Following strong existing-home sales gains posted in February, numbers were due for a retreat in March, and new data from the National Association of Realtors (NAR) confirmed the decline.
Existing-home sales sank 8.5% month over month in March to a seasonally adjusted annual rate of 5.27 million units. Sales did remain up year over year, posting an 0.8% increase from March 2019; the gain made March the ninth straight month in which sales grew annually. Still, the monthly decline was larger than some economists expected. According to Wells Fargo Securities’ Economics Group, it was the largest decline since November 2015.
All four regions tracked by the NAR saw monthly existing-home sales decreases, with the West seeing the hardest hit with a 13.6% tumble from February. Sales dropped 9.1% in the South, 7.1% in the Northeast and 3.1% in the Midwest.
“Unfortunately, we knew home sales would wane in March due to the coronavirus outbreak,” said Lawrence Yun, NAR’s chief economist. “More temporary interruptions to home sales should be expected in the next couple of months, though home prices will still likely rise.”
“Today’s data are the first definitive signal on just how much the nation’s widespread business shutdowns, social distancing measures and general fear and uncertainty are weighing on home sales during the initial phase of the U.S. coronavirus outbreak,” echoed Zillow economist Matthew Speakman on the company’s blog.

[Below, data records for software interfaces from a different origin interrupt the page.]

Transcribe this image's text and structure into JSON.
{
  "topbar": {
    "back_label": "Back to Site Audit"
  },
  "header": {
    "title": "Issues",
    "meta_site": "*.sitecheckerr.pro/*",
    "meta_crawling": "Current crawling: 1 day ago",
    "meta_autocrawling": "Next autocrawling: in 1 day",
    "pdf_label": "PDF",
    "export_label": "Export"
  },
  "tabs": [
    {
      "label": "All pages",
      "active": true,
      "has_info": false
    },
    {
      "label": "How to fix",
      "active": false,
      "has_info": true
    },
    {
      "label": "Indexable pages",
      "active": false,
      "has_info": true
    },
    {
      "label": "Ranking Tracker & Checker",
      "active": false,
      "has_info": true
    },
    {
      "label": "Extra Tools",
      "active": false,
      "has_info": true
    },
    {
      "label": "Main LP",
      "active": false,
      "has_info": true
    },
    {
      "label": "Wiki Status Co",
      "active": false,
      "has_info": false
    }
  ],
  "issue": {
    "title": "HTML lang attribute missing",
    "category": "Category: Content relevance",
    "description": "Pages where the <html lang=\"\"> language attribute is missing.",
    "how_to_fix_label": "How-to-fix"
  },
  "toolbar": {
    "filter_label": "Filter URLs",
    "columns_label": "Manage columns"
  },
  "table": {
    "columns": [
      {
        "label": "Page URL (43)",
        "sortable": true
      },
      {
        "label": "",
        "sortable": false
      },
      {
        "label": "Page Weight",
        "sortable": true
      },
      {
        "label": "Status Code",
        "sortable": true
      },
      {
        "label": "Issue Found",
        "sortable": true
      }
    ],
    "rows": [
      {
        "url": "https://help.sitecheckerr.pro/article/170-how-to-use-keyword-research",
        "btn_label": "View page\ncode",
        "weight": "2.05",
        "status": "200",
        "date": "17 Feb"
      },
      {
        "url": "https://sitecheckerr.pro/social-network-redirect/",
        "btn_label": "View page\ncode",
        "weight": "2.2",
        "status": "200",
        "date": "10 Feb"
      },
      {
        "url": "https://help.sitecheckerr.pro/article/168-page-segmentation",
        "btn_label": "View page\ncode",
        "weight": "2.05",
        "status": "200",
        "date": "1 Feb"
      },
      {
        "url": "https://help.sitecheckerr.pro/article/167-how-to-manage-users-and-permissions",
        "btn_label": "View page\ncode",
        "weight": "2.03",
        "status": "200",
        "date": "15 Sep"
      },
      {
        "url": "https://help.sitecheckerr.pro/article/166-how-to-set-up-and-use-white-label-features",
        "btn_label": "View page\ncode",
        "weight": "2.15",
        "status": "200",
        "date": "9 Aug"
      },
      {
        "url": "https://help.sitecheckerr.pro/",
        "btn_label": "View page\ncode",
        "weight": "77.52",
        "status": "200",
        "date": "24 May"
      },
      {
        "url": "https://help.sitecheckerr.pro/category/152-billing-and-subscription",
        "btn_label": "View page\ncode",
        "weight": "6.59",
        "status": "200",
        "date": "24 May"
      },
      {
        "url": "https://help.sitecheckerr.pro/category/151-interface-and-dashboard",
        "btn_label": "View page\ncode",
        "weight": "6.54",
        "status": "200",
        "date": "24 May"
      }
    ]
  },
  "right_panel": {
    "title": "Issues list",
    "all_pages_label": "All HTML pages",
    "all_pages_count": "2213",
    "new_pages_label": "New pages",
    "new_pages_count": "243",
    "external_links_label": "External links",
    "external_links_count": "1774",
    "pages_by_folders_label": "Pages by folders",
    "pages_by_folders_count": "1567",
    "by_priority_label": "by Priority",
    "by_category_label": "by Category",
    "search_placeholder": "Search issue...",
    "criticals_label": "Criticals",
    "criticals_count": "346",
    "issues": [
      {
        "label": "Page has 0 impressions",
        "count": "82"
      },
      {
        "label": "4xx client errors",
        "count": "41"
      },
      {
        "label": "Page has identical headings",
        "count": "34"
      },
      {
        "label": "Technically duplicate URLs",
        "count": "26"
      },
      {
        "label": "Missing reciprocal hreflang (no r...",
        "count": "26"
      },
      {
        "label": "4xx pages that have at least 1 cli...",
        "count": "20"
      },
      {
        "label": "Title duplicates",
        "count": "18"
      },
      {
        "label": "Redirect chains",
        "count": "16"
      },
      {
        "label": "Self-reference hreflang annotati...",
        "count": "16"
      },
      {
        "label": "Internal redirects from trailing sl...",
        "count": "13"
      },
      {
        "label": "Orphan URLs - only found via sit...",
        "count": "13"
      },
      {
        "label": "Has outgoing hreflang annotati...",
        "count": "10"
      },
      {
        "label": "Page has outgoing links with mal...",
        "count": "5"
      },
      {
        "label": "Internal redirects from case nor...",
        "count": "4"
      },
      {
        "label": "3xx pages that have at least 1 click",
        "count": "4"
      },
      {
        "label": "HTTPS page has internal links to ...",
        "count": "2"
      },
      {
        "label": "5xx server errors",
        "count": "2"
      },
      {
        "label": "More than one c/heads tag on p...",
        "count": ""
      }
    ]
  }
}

And March sales data reflects transactions agreed upon in late January and February, even before the economy began feeling the full brunt of coronavirus’ effects. This likely portends even larger declines in the near-term, with Yun telling CNBC that sales could backslide as much as 30-40% in the months ahead.
“Even before stay-at-home orders became widespread in mid-March, plunging equity markets and mounting recession fears likely sidelined some potential buyers,” affirmed Wells Fargo economists in the company’s latest home sales commentary. “April will show a much more precipitous decline, as it was extremely difficult to show a home and listings plummeted.”
Total housing inventory at the end of March was at 1.50 million units, up 2.7% from February but down a steep 10.2% from March 2019. Many sellers pulled their properties from listings at the end of the month, wary of prospective buyers potentially carrying pathogens into their homes.
“Earlier in the year, we watched inventory gradually tick upward but with the current quarantine recommendations in place, fewer sellers are listing homes, which will limit buyer choices,” said Yun. “Significantly more listings are needed and more will come on to the market once the economy steadily reopens.”
Unsold inventory is currently at 3.4 months given the current sales pace, up from three months in February, but down from 3.8 months in March last year.
The ongoing lack of inventory is keeping price growth strong, with March’s median existing home price at $280,600, up 8% from the same month last year. March’s annual price growth makes it the 97th consecutive month of year-over-year existing-home price increases.